# Type II Error in Two-Tailed Test of Population Mean with Unknown Variance

In a two-tailed test of the population mean, the null hypothesis claims that the true population mean μ is equal to a given hypothetical value μ0.

A type II error occurs if the hypothesis test based on a random sample fails to reject the null hypothesis even when the true population mean μ is in fact different from μ0.

Let s2 be the sample variance. For sufficiently large n, the population of the following statistics of all possible samples of size n is approximately a Student t distribution with n - 1 degrees of freedom.

This allows us to compute the range of sample means for which the null hypothesis will not be rejected, and to obtain the probability of type II error. We demonstrate the procedure with the following:

#### Problem
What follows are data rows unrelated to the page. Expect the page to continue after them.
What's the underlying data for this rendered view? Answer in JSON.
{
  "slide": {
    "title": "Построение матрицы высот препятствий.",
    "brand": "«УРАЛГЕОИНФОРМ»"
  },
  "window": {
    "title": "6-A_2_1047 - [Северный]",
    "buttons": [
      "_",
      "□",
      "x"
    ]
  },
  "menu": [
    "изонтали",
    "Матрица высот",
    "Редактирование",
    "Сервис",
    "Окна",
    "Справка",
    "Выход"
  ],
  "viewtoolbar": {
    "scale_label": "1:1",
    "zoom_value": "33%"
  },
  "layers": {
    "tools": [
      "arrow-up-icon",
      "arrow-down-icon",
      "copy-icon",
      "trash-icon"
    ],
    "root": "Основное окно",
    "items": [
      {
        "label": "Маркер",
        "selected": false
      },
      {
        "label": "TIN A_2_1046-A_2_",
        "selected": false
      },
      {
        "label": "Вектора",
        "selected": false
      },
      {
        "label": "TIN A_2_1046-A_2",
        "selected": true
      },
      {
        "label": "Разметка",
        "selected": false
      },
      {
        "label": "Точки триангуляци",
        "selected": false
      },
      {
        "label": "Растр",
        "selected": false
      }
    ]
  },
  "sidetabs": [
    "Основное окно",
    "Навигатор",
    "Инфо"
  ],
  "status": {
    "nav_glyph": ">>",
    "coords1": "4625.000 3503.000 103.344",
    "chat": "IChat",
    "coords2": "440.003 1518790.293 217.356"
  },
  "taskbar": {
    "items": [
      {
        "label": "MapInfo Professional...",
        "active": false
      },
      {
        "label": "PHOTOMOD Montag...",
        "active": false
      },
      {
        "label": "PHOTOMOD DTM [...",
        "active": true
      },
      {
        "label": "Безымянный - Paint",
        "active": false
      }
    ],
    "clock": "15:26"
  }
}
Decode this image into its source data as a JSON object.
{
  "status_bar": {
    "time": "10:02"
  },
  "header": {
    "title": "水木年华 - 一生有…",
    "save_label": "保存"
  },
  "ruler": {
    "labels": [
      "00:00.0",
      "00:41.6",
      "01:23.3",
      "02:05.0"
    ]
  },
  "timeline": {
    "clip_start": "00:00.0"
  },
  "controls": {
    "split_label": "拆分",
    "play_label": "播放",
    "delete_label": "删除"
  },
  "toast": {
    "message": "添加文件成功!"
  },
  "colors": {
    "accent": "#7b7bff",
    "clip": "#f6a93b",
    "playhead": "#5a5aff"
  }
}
Suppose the mean weight of King Penguins found in an Antarctic colony last year was 15.4 kg. Assume in a random sample 35 penguins, the standard deviation of the weight is 2.5 kg. If actual mean penguin weight is 15.1 kg, what is the probability of type II error for a hypothesis test at .05 significance level?

#### Solution

We begin with computing the standard error estimate, SE.

> n = 35                # sample size
> s = 2.5               # sample standard deviation
> SE = s/sqrt(n); SE    # standard error estimate
[1] 0.42258

We next compute the lower and upper bounds of sample means for which the null hypothesis μ = 15.4 would not be rejected.

> alpha = .05           # significance level
> mu0 = 15.4            # hypothetical mean
> I = c(alpha/2, 1-alpha/2)
> q = mu0 + qt(I, df=n-1) * SE; q
[1] 14.541 16.259

Therefore, so long as the sample mean is between 14.541 and 16.259 in a hypothesis test, the null hypothesis will not be rejected. Since we assume that the actual population mean is 15.1, we can compute the lower tail probabilities of both end points.

> mu = 15.1             # assumed actual mean
> p = pt((q - mu)/SE, df=n-1); p
[1] 0.097445 0.995168

Finally, the probability of type II error is the probability between the two end points.

> diff(p)               # p[2]-p[1]
[1] 0.89772